Although safrole was prohibited because of its potential toxicity, some plant experts say the small amount once found in commercial beverages actually poses a small risk of harm and it's fairly easy to eliminate without throwing the sassafras out of the equation entirely. "Sassafras as a drink has the effect of tasting good and there is no reason to remove the safrole," says author and wild plant expert Samuel Thayer. "The amount of safrole is very small and is mostly or wholly eliminated through boiling." To Thayer's point, Steven Foster and James A. Duke argue in the "Peterson Field Guide to Medicinal Plants and Herbs" that "the amount of the substance in a 12-ounce can of old-fashioned root beer is not as carcinogenic as the alcohol (ethanol) in a can of beer."

Nevertheless, it's tough to find root beer that contains sassafras these days (though Google yields plenty of results for homemade recipes) and it turns out safrole actually has an even more sinister reputation outside the kitchen. "Safrole and sassafras oil has been used in the making of psychoactive drugs like MDMA, also known as ecstasy, an illegal class A substance in the U.S. which heightens mental and emotional stimulation," Tilley says. "Safrole is now extracted from products using sassafras, like root beer, to eliminate any possible issues associated with this compound."

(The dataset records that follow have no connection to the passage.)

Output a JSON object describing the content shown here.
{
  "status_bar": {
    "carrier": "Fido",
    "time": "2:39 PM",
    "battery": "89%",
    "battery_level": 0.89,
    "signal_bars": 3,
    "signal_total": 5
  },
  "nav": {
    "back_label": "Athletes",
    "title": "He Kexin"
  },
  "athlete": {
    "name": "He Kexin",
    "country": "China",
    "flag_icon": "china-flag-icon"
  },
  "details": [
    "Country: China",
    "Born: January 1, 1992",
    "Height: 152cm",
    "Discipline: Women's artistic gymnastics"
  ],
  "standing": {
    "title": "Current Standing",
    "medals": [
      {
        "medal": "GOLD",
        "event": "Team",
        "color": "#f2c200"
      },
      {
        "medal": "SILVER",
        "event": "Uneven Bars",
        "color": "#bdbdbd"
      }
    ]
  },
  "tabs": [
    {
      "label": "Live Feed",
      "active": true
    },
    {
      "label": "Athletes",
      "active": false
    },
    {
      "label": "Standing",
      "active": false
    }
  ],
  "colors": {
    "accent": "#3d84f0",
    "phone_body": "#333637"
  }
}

All that said, sassafras in and of itself isn't a bad plant, despite its less than wholesome associations. You can still purchase sassafras root bark (minus the safrole) in dry or powder form at many health food stores, and it's a popular thickening agent in gumbos, an earthy additive to tea and an occasional flavor enhancer for stews and sauces. And still worthy of leaving a pop-punk lyrical legacy thanks to Green Day.

Learn more about sassafras in "Foxfire 4: Fiddle Making, Spring Houses, Horse Trading, Sassafras Tea, Berry Buckets, Gardening" by Eliot Wigginton. HowStuffWorks picks related titles based on books we think you'll like. Should you choose to buy one, we'll receive a portion of the sale.